**Work to complete**
Each entry below needs to be copied exactly, with nothing dropped.

**Website and app data records**
......

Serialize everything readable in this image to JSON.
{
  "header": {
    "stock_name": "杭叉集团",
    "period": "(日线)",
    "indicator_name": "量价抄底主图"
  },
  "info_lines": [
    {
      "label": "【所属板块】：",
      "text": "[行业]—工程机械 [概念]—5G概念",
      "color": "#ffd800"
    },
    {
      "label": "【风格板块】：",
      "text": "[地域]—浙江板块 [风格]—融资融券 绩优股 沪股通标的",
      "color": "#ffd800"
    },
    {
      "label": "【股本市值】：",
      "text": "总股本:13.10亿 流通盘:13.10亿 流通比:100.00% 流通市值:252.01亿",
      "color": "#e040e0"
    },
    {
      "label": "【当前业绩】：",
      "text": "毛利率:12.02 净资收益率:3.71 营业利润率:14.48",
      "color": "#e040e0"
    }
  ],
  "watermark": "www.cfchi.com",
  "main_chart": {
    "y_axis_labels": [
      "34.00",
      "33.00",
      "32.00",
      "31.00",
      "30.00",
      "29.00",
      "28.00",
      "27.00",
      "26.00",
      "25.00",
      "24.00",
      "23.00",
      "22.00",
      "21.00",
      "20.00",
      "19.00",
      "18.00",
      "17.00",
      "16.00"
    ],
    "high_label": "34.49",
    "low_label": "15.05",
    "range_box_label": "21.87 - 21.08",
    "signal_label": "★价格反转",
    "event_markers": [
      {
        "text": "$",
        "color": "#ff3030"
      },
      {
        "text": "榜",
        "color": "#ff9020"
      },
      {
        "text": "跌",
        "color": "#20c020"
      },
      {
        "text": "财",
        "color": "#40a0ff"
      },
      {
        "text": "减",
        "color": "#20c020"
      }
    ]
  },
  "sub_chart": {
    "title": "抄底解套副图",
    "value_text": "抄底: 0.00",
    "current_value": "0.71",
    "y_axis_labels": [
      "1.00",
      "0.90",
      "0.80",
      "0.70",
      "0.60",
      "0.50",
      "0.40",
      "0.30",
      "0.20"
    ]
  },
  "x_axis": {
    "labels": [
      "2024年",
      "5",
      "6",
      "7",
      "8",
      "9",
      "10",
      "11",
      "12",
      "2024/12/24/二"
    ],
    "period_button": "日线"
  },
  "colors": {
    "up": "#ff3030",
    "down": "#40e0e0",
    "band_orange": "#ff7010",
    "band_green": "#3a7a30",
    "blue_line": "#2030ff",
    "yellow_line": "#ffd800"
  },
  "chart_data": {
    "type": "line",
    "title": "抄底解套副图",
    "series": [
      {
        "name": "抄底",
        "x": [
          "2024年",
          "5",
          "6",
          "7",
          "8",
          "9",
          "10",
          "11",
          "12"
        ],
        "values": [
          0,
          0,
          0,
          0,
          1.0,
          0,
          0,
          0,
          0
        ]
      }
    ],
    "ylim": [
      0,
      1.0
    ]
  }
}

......

**Response**
Serialize everything readable in this image to JSON.
{
  "header": {
    "stock_name": "杭叉集团",
    "period": "(日线)",
    "indicator_name": "量价抄底主图"
  },
  "info_lines": [
    {
      "label": "【所属板块】：",
      "text": "[行业]—工程机械 [概念]—5G概念",
      "color": "#ffd800"
    },
    {
      "label": "【风格板块】：",
      "text": "[地域]—浙江板块 [风格]—融资融券 绩优股 沪股通标的",
      "color": "#ffd800"
    },
    {
      "label": "【股本市值】：",
      "text": "总股本:13.10亿 流通盘:13.10亿 流通比:100.00% 流通市值:252.01亿",
      "color": "#e040e0"
    },
    {
      "label": "【当前业绩】：",
      "text": "毛利率:12.02 净资收益率:3.71 营业利润率:14.48",
      "color": "#e040e0"
    }
  ],
  "watermark": "www.cfchi.com",
  "main_chart": {
    "y_axis_labels": [
      "34.00",
      "33.00",
      "32.00",
      "31.00",
      "30.00",
      "29.00",
      "28.00",
      "27.00",
      "26.00",
      "25.00",
      "24.00",
      "23.00",
      "22.00",
      "21.00",
      "20.00",
      "19.00",
      "18.00",
      "17.00",
      "16.00"
    ],
    "high_label": "34.49",
    "low_label": "15.05",
    "range_box_label": "21.87 - 21.08",
    "signal_label": "★价格反转",
    "event_markers": [
      {
        "text": "$",
        "color": "#ff3030"
      },
      {
        "text": "榜",
        "color": "#ff9020"
      },
      {
        "text": "跌",
        "color": "#20c020"
      },
      {
        "text": "财",
        "color": "#40a0ff"
      },
      {
        "text": "减",
        "color": "#20c020"
      }
    ]
  },
  "sub_chart": {
    "title": "抄底解套副图",
    "value_text": "抄底: 0.00",
    "current_value": "0.71",
    "y_axis_labels": [
      "1.00",
      "0.90",
      "0.80",
      "0.70",
      "0.60",
      "0.50",
      "0.40",
      "0.30",
      "0.20"
    ]
  },
  "x_axis": {
    "labels": [
      "2024年",
      "5",
      "6",
      "7",
      "8",
      "9",
      "10",
      "11",
      "12",
      "2024/12/24/二"
    ],
    "period_button": "日线"
  },
  "colors": {
    "up": "#ff3030",
    "down": "#40e0e0",
    "band_orange": "#ff7010",
    "band_green": "#3a7a30",
    "blue_line": "#2030ff",
    "yellow_line": "#ffd800"
  },
  "chart_data": {
    "type": "line",
    "title": "抄底解套副图",
    "series": [
      {
        "name": "抄底",
        "x": [
          "2024年",
          "5",
          "6",
          "7",
          "8",
          "9",
          "10",
          "11",
          "12"
        ],
        "values": [
          0,
          0,
          0,
          0,
          1.0,
          0,
          0,
          0,
          0
        ]
      }
    ],
    "ylim": [
      0,
      1.0
    ]
  }
}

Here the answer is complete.